Adding eggs to a salad with a variety of raw vegetables is an effective method to improve the absorption of carotenoids, which are fat-soluble nutrients that help reduce inflammation and oxidative stress, according to research from Purdue University.
“Eating a salad with a variety of colorful vegetables provides several unique types of carotenoids, including beta-carotene, lutein, zeaxanthin and lycopene,” said Wayne Campbell, a professor of nutrition science. “The lipid contained in whole eggs enhances the absorption of all these carotenoids.”
This research is published online in the American Journal of Clinical Nutrition and is funded by the American Egg Board-Egg Nutrition Center, National Institutes of Health and Purdue Ingestive Behavior Research Center.

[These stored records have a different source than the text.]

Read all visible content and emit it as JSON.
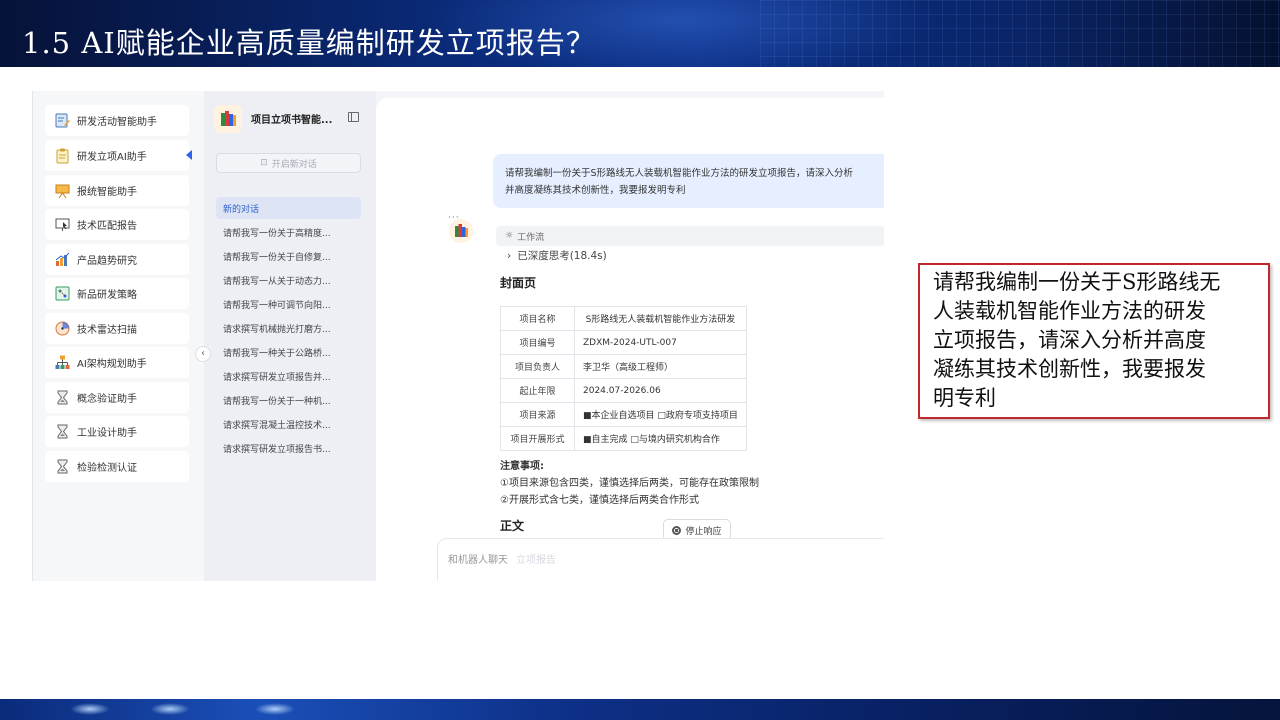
{
  "slide": {
    "title": "1.5  AI赋能企业高质量编制研发立项报告？"
  },
  "sidebar": {
    "items": [
      {
        "label": "研发活动智能助手",
        "icon": "document-edit-icon"
      },
      {
        "label": "研发立项AI助手",
        "icon": "clipboard-icon",
        "active": true
      },
      {
        "label": "报统智能助手",
        "icon": "presentation-board-icon"
      },
      {
        "label": "技术匹配报告",
        "icon": "monitor-cursor-icon"
      },
      {
        "label": "产品趋势研究",
        "icon": "trend-chart-icon"
      },
      {
        "label": "新品研发策略",
        "icon": "strategy-board-icon"
      },
      {
        "label": "技术雷达扫描",
        "icon": "radar-icon"
      },
      {
        "label": "AI架构规划助手",
        "icon": "org-structure-icon"
      },
      {
        "label": "概念验证助手",
        "icon": "hourglass-icon"
      },
      {
        "label": "工业设计助手",
        "icon": "hourglass-icon"
      },
      {
        "label": "检验检测认证",
        "icon": "hourglass-icon"
      }
    ]
  },
  "history": {
    "header_title": "项目立项书智能...",
    "new_chat_label": "开启新对话",
    "items": [
      "新的对话",
      "请帮我写一份关于高精度...",
      "请帮我写一份关于自修复...",
      "请帮我写一从关于动态力...",
      "请帮我写一种可调节向阳...",
      "请求撰写机械抛光打磨方...",
      "请帮我写一种关于公路桥...",
      "请求撰写研发立项报告并...",
      "请帮我写一份关于一种机...",
      "请求撰写混凝土温控技术...",
      "请求撰写研发立项报告书..."
    ]
  },
  "chat": {
    "user_message_line1": "请帮我编制一份关于S形路线无人装载机智能作业方法的研发立项报告，请深入分析",
    "user_message_line2": "并高度凝练其技术创新性，我要报发明专利",
    "workflow_label": "工作流",
    "thinking_label": "已深度思考(18.4s)",
    "cover_heading": "封面页",
    "table": [
      {
        "key": "项目名称",
        "value": "S形路线无人装载机智能作业方法研发"
      },
      {
        "key": "项目编号",
        "value": "ZDXM-2024-UTL-007"
      },
      {
        "key": "项目负责人",
        "value": "李卫华（高级工程师）"
      },
      {
        "key": "起止年限",
        "value": "2024.07-2026.06"
      },
      {
        "key": "项目来源",
        "value": "■本企业自选项目 □政府专项支持项目"
      },
      {
        "key": "项目开展形式",
        "value": "■自主完成 □与境内研究机构合作"
      }
    ],
    "notes_title": "注意事项:",
    "notes": [
      "①项目来源包含四类，谨慎选择后两类，可能存在政策限制",
      "②开展形式含七类，谨慎选择后两类合作形式"
    ],
    "body_heading": "正文",
    "stop_label": "停止响应",
    "input_placeholder": "和机器人聊天",
    "input_faded": "立项报告"
  },
  "callout": {
    "lines": [
      "请帮我编制一份关于S形路线无",
      "人装载机智能作业方法的研发",
      "立项报告，请深入分析并高度",
      "凝练其技术创新性，我要报发",
      "明专利"
    ]
  },
  "colors": {
    "accent": "#2f63e6",
    "callout_border": "#c0282d",
    "banner": "#0a2a78"
  }
}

“Most people do not eat enough vegetables in their diets, and at the same time, people are consuming salad dressings that have less fat or are fat-free,” said Jung Eun Kim, a postdoctoral researcher in Purdue’s Department of Nutrition Science. “Our research findings support that people obtained more of the health-promoting carotenoids from raw vegetables when cooked whole eggs were also consumed. Eggs, a nutrient-rich food containing essential amino acids, unsaturated fatty acids and B vitamins, may be used to increase the nutritive value of vegetables, which are under consumed by the majority of people living in the United States.”

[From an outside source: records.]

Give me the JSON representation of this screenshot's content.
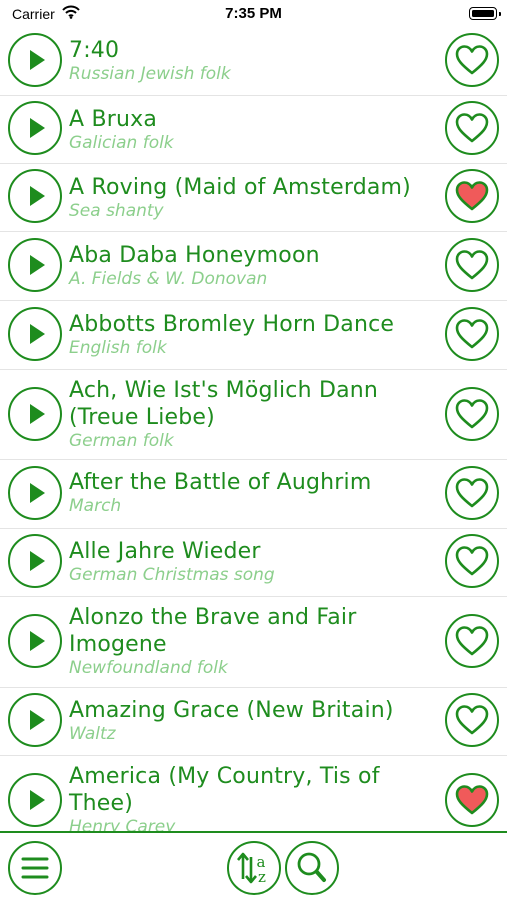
{
  "status_bar": {
    "carrier": "Carrier",
    "time": "7:35 PM"
  },
  "songs": [
    {
      "title": "7:40",
      "subtitle": "Russian Jewish folk",
      "favorite": false
    },
    {
      "title": "A Bruxa",
      "subtitle": "Galician folk",
      "favorite": false
    },
    {
      "title": "A Roving (Maid of Amsterdam)",
      "subtitle": "Sea shanty",
      "favorite": true
    },
    {
      "title": "Aba Daba Honeymoon",
      "subtitle": "A. Fields & W. Donovan",
      "favorite": false
    },
    {
      "title": "Abbotts Bromley Horn Dance",
      "subtitle": "English folk",
      "favorite": false
    },
    {
      "title_line1": "Ach, Wie Ist's Möglich Dann",
      "title_line2": "(Treue Liebe)",
      "subtitle": "German folk",
      "favorite": false
    },
    {
      "title": "After the Battle of Aughrim",
      "subtitle": "March",
      "favorite": false
    },
    {
      "title": "Alle Jahre Wieder",
      "subtitle": "German Christmas song",
      "favorite": false
    },
    {
      "title_line1": "Alonzo the Brave and Fair",
      "title_line2": "Imogene",
      "subtitle": "Newfoundland folk",
      "favorite": false
    },
    {
      "title": "Amazing Grace (New Britain)",
      "subtitle": "Waltz",
      "favorite": false
    },
    {
      "title_line1": "America (My Country, Tis of",
      "title_line2": "Thee)",
      "subtitle": "Henry Carey",
      "favorite": true
    }
  ],
  "toolbar": {
    "menu_icon": "hamburger-menu-icon",
    "sort_icon": "sort-az-icon",
    "sort_letters": "az",
    "search_icon": "magnifier-icon"
  },
  "colors": {
    "accent": "#1e8c1e",
    "subtitle": "#8ccf8c",
    "favorite_fill": "#f05a5a"
  }
}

In the study, 16 participants consumed a raw mixed-vegetable salad with no eggs, a salad with one and a half eggs, and a salad with three eggs at different times. All salads were served with three grams of canola oil. The second salad had 75 grams of scrambled whole eggs and the third 150 grams of scrambled whole eggs. The absorption of carotenoids was 3.8-fold higher when the salad included three eggs compared to no eggs.

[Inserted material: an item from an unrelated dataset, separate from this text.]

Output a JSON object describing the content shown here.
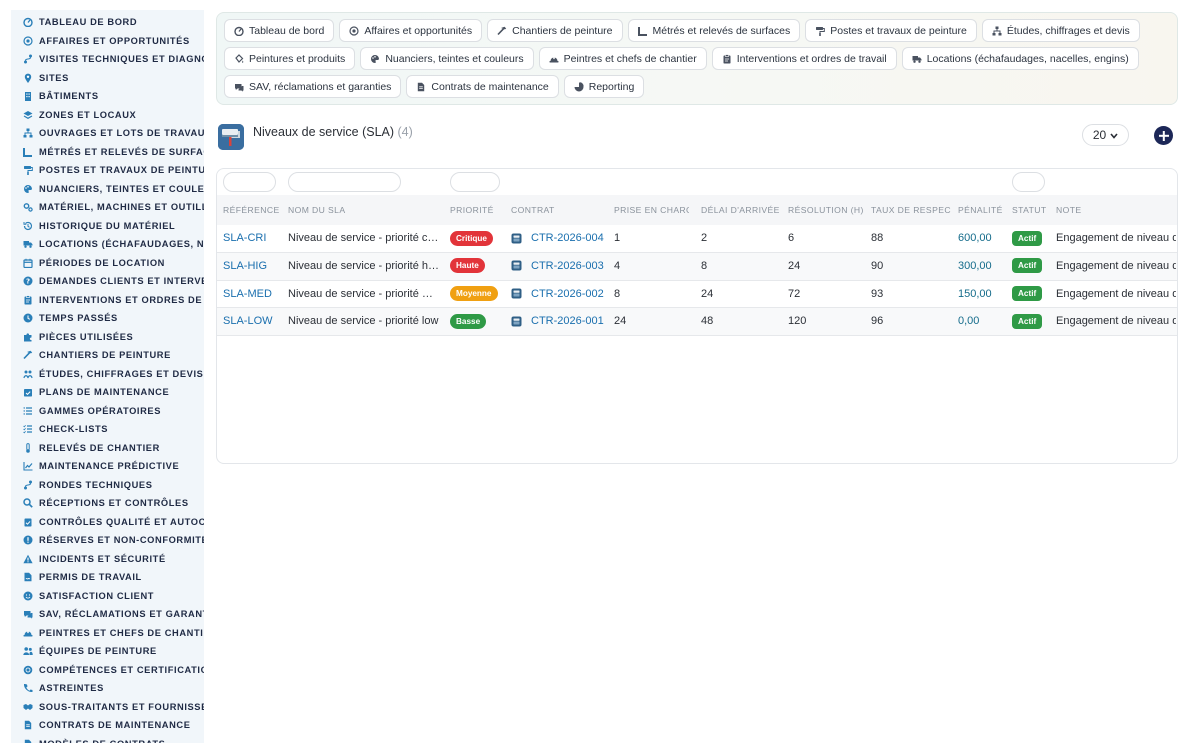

The study used scrambled eggs to make sure the participants consumed both the yolk and egg whites.
“While other egg forms were not tested, we believe the results would be comparable as long as the egg yolk is consumed,” said Campbell, whose research also has looked at salads with different amounts of soybean oil, canola oil and butter. “The lipids in salad dressings also increase the absorption of carotenoids but it is easy to overuse salad dressings and consume excess calories. Many salad dressings contain about 140-160 calories per serving, about two tablespoons. One large whole egg is about 70 calories and provides 6 grams of protein. People are at a greater risk of putting too many calories on a salad because they don’t always know proper portion sizes for salad dressings, but you do know the portion size of an egg.”
The study also included Susannah L. Gordon, a graduate student in the Department of Nutrition Science, and Mario G. Ferruzzi, a professor of food science and nutrition science.
Provided by Purdue University